Eagle County’s first leadership program graduates class of 18
Ryan Summerlin June 23, 2013
A dozen and a half locals are Eagle County’s first graduates from a program designed to teach them how to create change in their families and communities.
The Family Leadership Training Institute graduates spent more than 120 hours to develop skills needed to become effective leaders in their communities.
The program is in 20 states and came to Colorado in 2009. Eagle County joined this year.
“The class works because it’s about learning to work with people different than you,” said Jeanne McQueeney, school board president who helped bring the program to the area.
They’re careful not to select people based on political affiliation or philosophy, McQueeney said.
Student goals ranged from astronomy to working with law enforcement.
In Eagle County, 45 people applied to be part of the program; 20 were selected and 18 finished. They meet once a week for 20 weeks, and they get childcare and dinner to make it as family friendly as possible, McQueeney said.
Eagle County graduate Ines Barcenas calls her experience “terrifying” and “transforming.”
“I’ve found my voice in FLTI,” Barcenas said. “When parents (family) become advocates, children’s lives are improved and anything is possible.”
Once recruited and accepted into the program, participants attend a 20-week curriculum that integrates personal and child development, leadership training, civic literacy and civic participation skills. The curriculum includes four components: an initial retreat, two 10-week sessions that focus on knowledge about the change process, skill building, and tools of civic engagement; and a community project.

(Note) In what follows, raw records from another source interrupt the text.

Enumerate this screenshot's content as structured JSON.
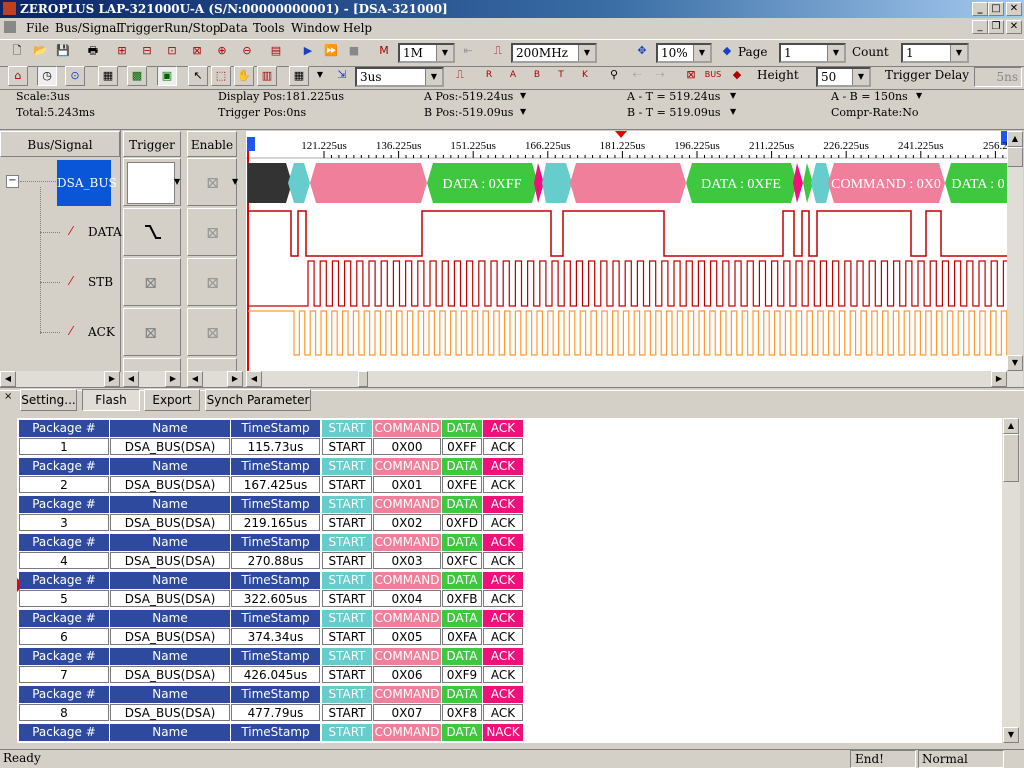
{
  "window": {
    "title": "ZEROPLUS LAP-321000U-A (S/N:00000000001) - [DSA-321000]"
  },
  "menu": [
    "File",
    "Bus/Signal",
    "Trigger",
    "Run/Stop",
    "Data",
    "Tools",
    "Window",
    "Help"
  ],
  "toolbar1": {
    "memory": "1M",
    "clock": "200MHz",
    "zoom": "10%",
    "page_label": "Page",
    "page_value": "1",
    "count_label": "Count",
    "count_value": "1"
  },
  "toolbar2": {
    "timescale": "3us",
    "height_label": "Height",
    "height_value": "50",
    "trigger_delay_label": "Trigger Delay",
    "trigger_delay_value": "5ns"
  },
  "info": {
    "scale": "Scale:3us",
    "total": "Total:5.243ms",
    "display_pos": "Display Pos:181.225us",
    "trigger_pos": "Trigger Pos:0ns",
    "a_pos": "A Pos:-519.24us",
    "b_pos": "B Pos:-519.09us",
    "a_t": "A - T = 519.24us",
    "b_t": "B - T = 519.09us",
    "a_b": "A - B = 150ns",
    "compr": "Compr-Rate:No"
  },
  "panel_headers": {
    "bus_signal": "Bus/Signal",
    "trigger": "Trigger",
    "enable": "Enable"
  },
  "signals": {
    "bus": "DSA_BUS",
    "data": "DATA",
    "stb": "STB",
    "ack": "ACK"
  },
  "time_ticks": [
    "121.225us",
    "136.225us",
    "151.225us",
    "166.225us",
    "181.225us",
    "196.225us",
    "211.225us",
    "226.225us",
    "241.225us",
    "256.2"
  ],
  "bus_labels": [
    "DATA : 0XFF",
    "DATA : 0XFE",
    "COMMAND : 0X0",
    "DATA : 0"
  ],
  "buttons": {
    "setting": "Setting...",
    "flash": "Flash",
    "export": "Export",
    "synch": "Synch Parameter"
  },
  "packet_headers": {
    "package": "Package #",
    "name": "Name",
    "timestamp": "TimeStamp",
    "start": "START",
    "command": "COMMAND",
    "data": "DATA",
    "ack": "ACK",
    "nack": "NACK"
  },
  "packets": [
    {
      "num": "1",
      "name": "DSA_BUS(DSA)",
      "ts": "115.73us",
      "start": "START",
      "cmd": "0X00",
      "data": "0XFF",
      "ack": "ACK"
    },
    {
      "num": "2",
      "name": "DSA_BUS(DSA)",
      "ts": "167.425us",
      "start": "START",
      "cmd": "0X01",
      "data": "0XFE",
      "ack": "ACK"
    },
    {
      "num": "3",
      "name": "DSA_BUS(DSA)",
      "ts": "219.165us",
      "start": "START",
      "cmd": "0X02",
      "data": "0XFD",
      "ack": "ACK"
    },
    {
      "num": "4",
      "name": "DSA_BUS(DSA)",
      "ts": "270.88us",
      "start": "START",
      "cmd": "0X03",
      "data": "0XFC",
      "ack": "ACK"
    },
    {
      "num": "5",
      "name": "DSA_BUS(DSA)",
      "ts": "322.605us",
      "start": "START",
      "cmd": "0X04",
      "data": "0XFB",
      "ack": "ACK"
    },
    {
      "num": "6",
      "name": "DSA_BUS(DSA)",
      "ts": "374.34us",
      "start": "START",
      "cmd": "0X05",
      "data": "0XFA",
      "ack": "ACK"
    },
    {
      "num": "7",
      "name": "DSA_BUS(DSA)",
      "ts": "426.045us",
      "start": "START",
      "cmd": "0X06",
      "data": "0XF9",
      "ack": "ACK"
    },
    {
      "num": "8",
      "name": "DSA_BUS(DSA)",
      "ts": "477.79us",
      "start": "START",
      "cmd": "0X07",
      "data": "0XF8",
      "ack": "ACK"
    }
  ],
  "status": {
    "ready": "Ready",
    "end": "End!",
    "mode": "Normal"
  },
  "colors": {
    "start": "#66cccc",
    "command": "#ef7f9a",
    "data": "#3fc83f",
    "ack": "#f0107a",
    "header": "#2e4a9e",
    "bus_dark": "#333333",
    "signal": "#c00000",
    "ack_line": "#ff9933"
  }
}
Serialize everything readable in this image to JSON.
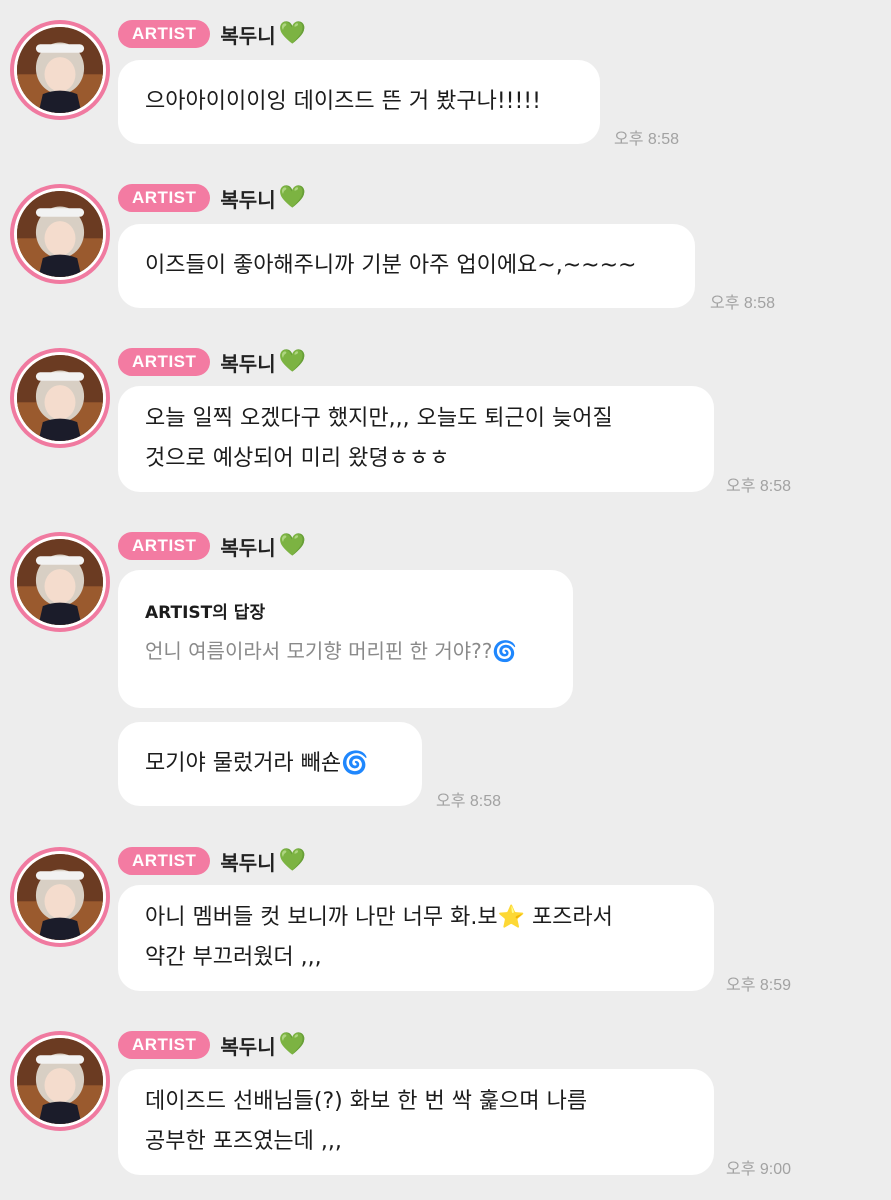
{
  "badge_label": "ARTIST",
  "sender_name": "복두니",
  "heart_emoji": "💚",
  "messages": [
    {
      "lines": [
        "으아아이이이잉 데이즈드 뜬 거 봤구나!!!!!"
      ],
      "time": "오후 8:58"
    },
    {
      "lines": [
        "이즈들이 좋아해주니까 기분 아주 업이에요~,~~~~"
      ],
      "time": "오후 8:58"
    },
    {
      "lines": [
        "오늘 일찍 오겠다구 했지만,,, 오늘도 퇴근이 늦어질",
        "것으로 예상되어 미리 왔뎡ㅎㅎㅎ"
      ],
      "time": "오후 8:58"
    },
    {
      "reply_title": "ARTIST의 답장",
      "reply_quote": "언니 여름이라서 모기향 머리핀 한 거야??🌀",
      "lines": [
        "모기야 물렀거라 빼숀🌀"
      ],
      "time": "오후 8:58"
    },
    {
      "lines": [
        "아니 멤버들 컷 보니까 나만 너무 화.보⭐ 포즈라서",
        "약간 부끄러웠더 ,,,"
      ],
      "time": "오후 8:59"
    },
    {
      "lines": [
        "데이즈드 선배님들(?) 화보 한 번 싹 훑으며 나름",
        "공부한 포즈였는데 ,,,"
      ],
      "time": "오후 9:00"
    }
  ],
  "colors": {
    "background": "#ededed",
    "badge": "#f37ba2",
    "avatar_ring": "#f07aa0",
    "bubble": "#ffffff",
    "time_text": "#a2a2a2",
    "quote_text": "#8a8a8a"
  }
}
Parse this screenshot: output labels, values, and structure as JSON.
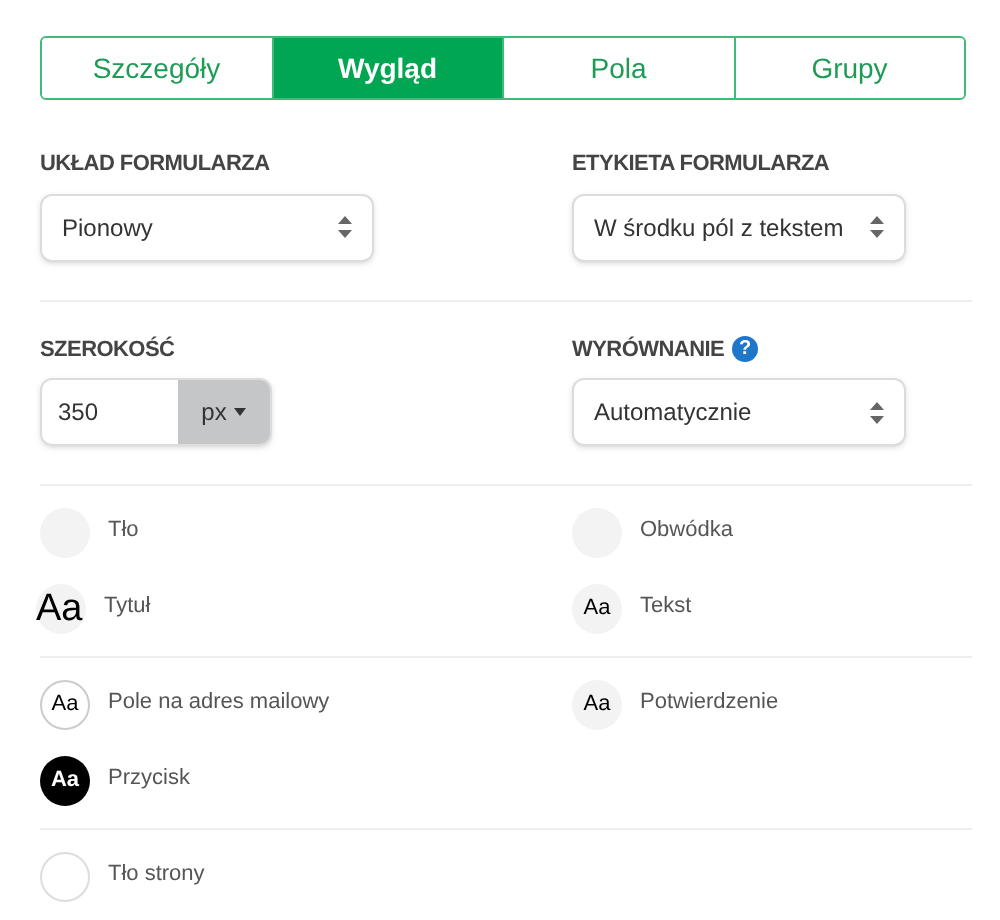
{
  "tabs": [
    {
      "label": "Szczegóły",
      "selected": false
    },
    {
      "label": "Wygląd",
      "selected": true
    },
    {
      "label": "Pola",
      "selected": false
    },
    {
      "label": "Grupy",
      "selected": false
    }
  ],
  "layout": {
    "label": "UKŁAD FORMULARZA",
    "value": "Pionowy"
  },
  "form_label": {
    "label": "ETYKIETA FORMULARZA",
    "value": "W środku pól z tekstem"
  },
  "width": {
    "label": "SZEROKOŚĆ",
    "value": "350",
    "unit": "px"
  },
  "alignment": {
    "label": "WYRÓWNANIE",
    "help": "?",
    "value": "Automatycznie"
  },
  "groups": [
    {
      "items": [
        {
          "kind": "color",
          "color": "#f3f3f3",
          "label": "Tło"
        },
        {
          "kind": "color",
          "color": "#f3f3f3",
          "label": "Obwódka"
        },
        {
          "kind": "font-large",
          "sample": "Aa",
          "label": "Tytuł"
        },
        {
          "kind": "font-soft",
          "sample": "Aa",
          "label": "Tekst"
        }
      ]
    },
    {
      "items": [
        {
          "kind": "font-outline",
          "sample": "Aa",
          "label": "Pole na adres mailowy"
        },
        {
          "kind": "font-soft",
          "sample": "Aa",
          "label": "Potwierdzenie"
        },
        {
          "kind": "font-dark",
          "sample": "Aa",
          "label": "Przycisk"
        }
      ]
    },
    {
      "items": [
        {
          "kind": "color",
          "color": "#ffffff",
          "label": "Tło strony"
        }
      ]
    }
  ]
}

Locally, the first 10 weeks focus on empowerment and change, taught by Julia Kozusko and Lisa Kunkel. The second 10 weeks focuses on civics; How do you effect change in your family, your organization, your community or state. Sara Fisher and Beth Riley taught that.
A community project is part of the program. Past graduates have push through new legislation, developed a state-wide resource directory, and found funding for weekly tutoring sessions for at-risk students.
Community projects this year range from autism awareness and outreach to Zumba classes for new mothers.